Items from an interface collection
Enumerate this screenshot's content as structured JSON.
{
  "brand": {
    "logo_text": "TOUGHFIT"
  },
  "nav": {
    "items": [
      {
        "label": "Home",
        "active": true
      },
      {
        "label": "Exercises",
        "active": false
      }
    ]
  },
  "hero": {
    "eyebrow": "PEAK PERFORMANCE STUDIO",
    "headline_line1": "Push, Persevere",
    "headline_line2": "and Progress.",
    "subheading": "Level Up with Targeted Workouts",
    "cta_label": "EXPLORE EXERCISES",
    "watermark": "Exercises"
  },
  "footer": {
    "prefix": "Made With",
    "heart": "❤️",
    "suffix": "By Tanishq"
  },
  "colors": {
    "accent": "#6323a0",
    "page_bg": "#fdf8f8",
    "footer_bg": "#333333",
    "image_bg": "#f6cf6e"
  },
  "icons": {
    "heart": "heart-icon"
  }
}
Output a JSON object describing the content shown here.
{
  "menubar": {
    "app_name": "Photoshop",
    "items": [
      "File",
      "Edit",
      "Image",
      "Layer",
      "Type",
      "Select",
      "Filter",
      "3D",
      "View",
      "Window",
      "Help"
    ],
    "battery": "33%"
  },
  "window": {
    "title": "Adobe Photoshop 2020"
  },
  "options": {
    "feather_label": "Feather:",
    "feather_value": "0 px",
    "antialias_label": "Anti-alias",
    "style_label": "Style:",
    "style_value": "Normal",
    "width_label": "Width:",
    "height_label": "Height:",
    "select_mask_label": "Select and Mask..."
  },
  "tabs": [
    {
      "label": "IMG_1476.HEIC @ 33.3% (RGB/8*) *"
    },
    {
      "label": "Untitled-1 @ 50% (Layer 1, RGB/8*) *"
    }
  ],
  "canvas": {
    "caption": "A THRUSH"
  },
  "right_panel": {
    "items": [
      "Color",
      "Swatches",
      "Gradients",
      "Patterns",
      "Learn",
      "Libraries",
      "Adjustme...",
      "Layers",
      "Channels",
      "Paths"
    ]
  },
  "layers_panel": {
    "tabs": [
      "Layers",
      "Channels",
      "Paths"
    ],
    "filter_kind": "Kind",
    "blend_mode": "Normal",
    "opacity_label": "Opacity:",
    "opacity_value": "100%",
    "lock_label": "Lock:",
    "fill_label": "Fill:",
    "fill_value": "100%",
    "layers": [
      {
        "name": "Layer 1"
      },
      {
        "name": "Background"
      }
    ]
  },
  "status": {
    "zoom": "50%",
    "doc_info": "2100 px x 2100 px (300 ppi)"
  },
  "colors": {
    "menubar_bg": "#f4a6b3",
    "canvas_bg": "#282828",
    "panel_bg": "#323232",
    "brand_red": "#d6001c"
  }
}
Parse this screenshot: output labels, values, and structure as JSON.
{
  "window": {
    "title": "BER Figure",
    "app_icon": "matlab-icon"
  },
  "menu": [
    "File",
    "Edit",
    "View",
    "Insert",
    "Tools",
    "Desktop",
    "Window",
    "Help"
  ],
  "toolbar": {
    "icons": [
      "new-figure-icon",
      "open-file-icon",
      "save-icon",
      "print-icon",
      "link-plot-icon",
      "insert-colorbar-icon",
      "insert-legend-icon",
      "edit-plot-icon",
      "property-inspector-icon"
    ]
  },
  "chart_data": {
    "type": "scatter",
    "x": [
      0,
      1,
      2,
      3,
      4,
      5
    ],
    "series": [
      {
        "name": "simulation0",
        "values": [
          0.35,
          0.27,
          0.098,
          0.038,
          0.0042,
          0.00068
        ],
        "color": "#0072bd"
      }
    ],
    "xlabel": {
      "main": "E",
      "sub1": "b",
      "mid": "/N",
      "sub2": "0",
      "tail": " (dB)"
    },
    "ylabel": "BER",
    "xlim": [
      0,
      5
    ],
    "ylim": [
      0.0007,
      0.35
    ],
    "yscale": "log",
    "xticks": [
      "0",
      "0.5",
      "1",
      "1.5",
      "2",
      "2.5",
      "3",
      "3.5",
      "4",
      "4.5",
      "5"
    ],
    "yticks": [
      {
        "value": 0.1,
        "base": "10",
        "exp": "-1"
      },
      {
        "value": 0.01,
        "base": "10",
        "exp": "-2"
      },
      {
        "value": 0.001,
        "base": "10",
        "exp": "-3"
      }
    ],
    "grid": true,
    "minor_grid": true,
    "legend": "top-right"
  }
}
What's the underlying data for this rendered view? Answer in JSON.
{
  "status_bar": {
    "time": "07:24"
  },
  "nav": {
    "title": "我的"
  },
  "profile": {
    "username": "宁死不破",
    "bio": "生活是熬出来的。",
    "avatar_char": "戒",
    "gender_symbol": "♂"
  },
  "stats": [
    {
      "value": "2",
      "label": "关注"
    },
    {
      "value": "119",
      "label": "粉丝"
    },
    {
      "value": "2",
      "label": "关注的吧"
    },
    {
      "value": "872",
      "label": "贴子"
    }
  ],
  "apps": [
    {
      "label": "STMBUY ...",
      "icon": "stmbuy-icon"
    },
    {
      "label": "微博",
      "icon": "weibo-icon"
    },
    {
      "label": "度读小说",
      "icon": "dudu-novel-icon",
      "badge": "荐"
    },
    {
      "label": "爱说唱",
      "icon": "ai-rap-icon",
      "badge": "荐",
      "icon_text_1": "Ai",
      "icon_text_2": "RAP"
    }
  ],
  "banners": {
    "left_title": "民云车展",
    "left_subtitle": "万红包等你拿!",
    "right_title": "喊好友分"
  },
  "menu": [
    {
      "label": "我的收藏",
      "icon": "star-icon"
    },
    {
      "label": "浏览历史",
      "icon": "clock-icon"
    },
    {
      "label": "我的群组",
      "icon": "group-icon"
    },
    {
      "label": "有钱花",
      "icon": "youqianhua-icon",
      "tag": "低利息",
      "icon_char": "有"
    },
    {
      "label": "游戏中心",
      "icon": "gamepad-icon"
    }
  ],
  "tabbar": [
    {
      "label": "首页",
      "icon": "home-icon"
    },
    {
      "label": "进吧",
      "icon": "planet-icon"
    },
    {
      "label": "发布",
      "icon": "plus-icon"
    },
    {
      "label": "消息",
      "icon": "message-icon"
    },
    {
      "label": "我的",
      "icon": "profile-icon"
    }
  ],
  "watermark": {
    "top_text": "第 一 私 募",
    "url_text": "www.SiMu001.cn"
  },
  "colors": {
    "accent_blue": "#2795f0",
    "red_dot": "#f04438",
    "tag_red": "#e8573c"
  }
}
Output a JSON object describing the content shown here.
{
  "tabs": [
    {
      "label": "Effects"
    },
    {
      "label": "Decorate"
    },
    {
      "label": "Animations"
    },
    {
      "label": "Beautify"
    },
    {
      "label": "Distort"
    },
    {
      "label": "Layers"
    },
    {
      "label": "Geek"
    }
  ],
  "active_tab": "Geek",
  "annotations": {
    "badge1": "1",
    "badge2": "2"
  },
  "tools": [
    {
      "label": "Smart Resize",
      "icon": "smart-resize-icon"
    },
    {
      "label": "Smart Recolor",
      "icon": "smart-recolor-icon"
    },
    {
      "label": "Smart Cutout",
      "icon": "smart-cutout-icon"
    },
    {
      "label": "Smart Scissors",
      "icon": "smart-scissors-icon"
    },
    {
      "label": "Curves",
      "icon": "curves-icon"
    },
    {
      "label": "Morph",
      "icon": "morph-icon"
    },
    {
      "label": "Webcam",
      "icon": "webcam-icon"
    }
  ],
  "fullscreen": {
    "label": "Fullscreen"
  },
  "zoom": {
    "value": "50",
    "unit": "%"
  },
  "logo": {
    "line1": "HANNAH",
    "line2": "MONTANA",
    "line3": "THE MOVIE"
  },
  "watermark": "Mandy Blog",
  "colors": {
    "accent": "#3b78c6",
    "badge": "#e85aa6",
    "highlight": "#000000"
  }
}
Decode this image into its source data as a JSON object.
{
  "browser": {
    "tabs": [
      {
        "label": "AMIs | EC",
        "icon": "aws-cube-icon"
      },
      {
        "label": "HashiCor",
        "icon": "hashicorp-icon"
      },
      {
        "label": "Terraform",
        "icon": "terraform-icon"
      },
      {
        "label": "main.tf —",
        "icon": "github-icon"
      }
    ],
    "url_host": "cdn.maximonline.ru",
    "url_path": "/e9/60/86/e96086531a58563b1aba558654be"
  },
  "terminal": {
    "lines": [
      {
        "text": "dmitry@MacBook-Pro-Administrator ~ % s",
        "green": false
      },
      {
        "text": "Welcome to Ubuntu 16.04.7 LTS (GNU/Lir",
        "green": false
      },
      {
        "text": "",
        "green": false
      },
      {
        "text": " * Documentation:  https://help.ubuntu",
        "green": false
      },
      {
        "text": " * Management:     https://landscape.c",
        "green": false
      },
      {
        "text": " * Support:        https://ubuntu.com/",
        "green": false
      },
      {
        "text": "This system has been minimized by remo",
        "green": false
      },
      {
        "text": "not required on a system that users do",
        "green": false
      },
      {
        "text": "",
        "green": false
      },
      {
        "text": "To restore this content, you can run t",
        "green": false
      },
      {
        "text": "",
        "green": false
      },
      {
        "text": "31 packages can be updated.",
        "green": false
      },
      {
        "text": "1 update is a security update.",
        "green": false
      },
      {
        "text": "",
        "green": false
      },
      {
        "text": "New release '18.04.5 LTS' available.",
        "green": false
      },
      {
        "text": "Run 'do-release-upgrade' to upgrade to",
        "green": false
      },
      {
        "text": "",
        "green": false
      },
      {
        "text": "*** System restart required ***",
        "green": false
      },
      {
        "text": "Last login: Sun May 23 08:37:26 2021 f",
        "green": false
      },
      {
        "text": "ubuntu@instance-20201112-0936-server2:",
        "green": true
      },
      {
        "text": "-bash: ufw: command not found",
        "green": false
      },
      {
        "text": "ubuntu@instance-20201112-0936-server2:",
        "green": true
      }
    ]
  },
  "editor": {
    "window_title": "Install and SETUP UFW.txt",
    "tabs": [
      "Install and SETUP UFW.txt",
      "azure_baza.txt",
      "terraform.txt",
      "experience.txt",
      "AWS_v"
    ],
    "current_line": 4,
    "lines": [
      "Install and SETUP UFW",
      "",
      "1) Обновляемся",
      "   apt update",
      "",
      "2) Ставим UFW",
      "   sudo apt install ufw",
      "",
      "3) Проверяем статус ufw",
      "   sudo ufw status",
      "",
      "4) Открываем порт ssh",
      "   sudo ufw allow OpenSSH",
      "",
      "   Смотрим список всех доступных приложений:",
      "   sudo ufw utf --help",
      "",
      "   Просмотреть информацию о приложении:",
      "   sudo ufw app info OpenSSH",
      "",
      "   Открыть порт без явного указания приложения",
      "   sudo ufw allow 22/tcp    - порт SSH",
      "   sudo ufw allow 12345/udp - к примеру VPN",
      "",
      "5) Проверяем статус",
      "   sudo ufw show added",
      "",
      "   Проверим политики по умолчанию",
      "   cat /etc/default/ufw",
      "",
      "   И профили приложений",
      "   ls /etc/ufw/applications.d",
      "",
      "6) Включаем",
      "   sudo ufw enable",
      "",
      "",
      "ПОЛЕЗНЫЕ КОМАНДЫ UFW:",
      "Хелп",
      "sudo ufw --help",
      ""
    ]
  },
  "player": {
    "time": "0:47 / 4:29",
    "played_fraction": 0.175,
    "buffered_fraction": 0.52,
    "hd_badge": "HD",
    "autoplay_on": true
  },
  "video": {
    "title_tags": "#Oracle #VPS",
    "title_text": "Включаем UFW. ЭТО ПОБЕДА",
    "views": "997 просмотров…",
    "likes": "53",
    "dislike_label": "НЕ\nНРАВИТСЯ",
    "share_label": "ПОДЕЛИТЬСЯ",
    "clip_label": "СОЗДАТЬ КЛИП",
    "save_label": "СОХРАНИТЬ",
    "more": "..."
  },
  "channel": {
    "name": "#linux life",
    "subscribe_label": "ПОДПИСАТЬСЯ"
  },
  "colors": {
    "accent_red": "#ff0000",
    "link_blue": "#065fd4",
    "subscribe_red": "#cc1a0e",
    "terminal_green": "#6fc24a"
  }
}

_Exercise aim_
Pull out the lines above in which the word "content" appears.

_Solved exercise_
Enumerate this screenshot's content as structured JSON.
Output a JSON object describing the content shown here.
Output a JSON object describing the content shown here.
        "text": "To restore this content, you can run t",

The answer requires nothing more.